Data for the study included residential property sales in the three S.C. counties between 1991 and 1996 (4 shipments transpired during this period). 9,432 observations are in the sample, 471 from rural Aiken County, 1,834 from rural Beasley County and 7,228 from the populous, urban Charleston County. Therefore, the sample is largely drawn from Charleston County, a potential for bias. Prices were deflated using 1990 taxable values to control for relative annual appreciation. Several variables, including square footage, age of structure, distance from fuel shipment route and several census block level variables were also collected.
The authors use a hedonic house price model with individual structural characteristics (S), neighborhood characteristics (N), and distance (D).
where Pi – transition price, β and γ are vectors that measure marginal effects of their respective characteristics, and δ is the marginal effect of distance from the transport route. The authors note that spatial correlation is a prevalent and underexamined issue when using hedonic house price models. They use Moran’s I to diagnose the spatial correlation and an instrumental variable method to correct for this correlation. Therefore, their spatial hedonic regression model is:
Empirical analysis- the authors use a Box-Cox model to estimate the relationship. They determined, using the Box-Cox, that a log-linear model, with logged dependent variable and linear explanatory variables (other than NPRICE3) is preferred. This was determined without using the data regarding the timing of shipments. That was subsequently estimated by the use of dummy variables.
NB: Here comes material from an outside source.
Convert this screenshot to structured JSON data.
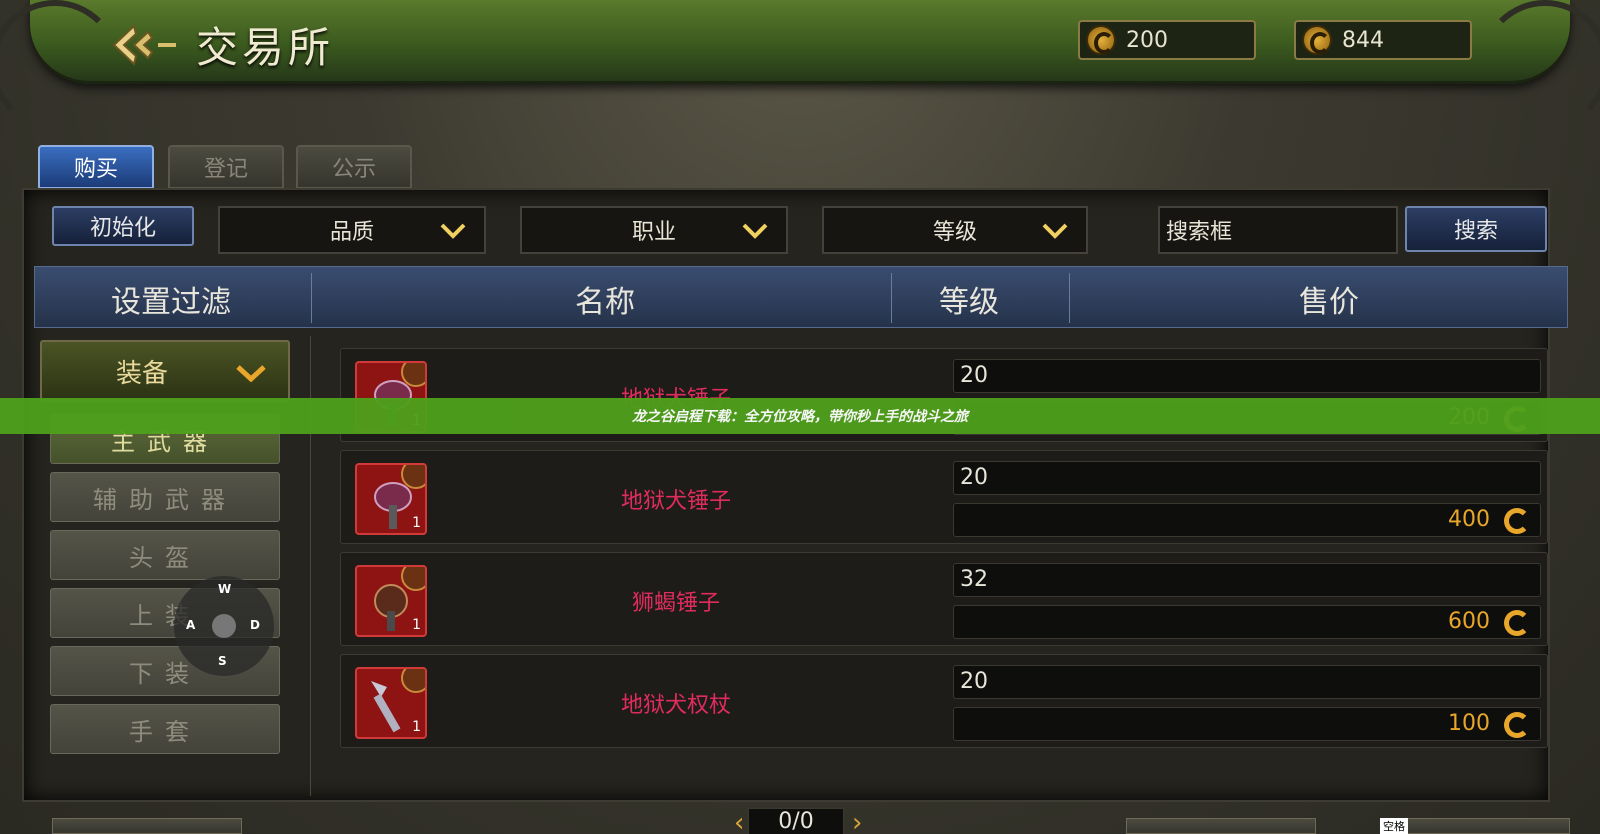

The authors use two working hypotheses, (1) homes distant from the shipment route commanded a greater premium once shipments started, (2) in Aiken and Charleston Counties, the premium did not decrease as...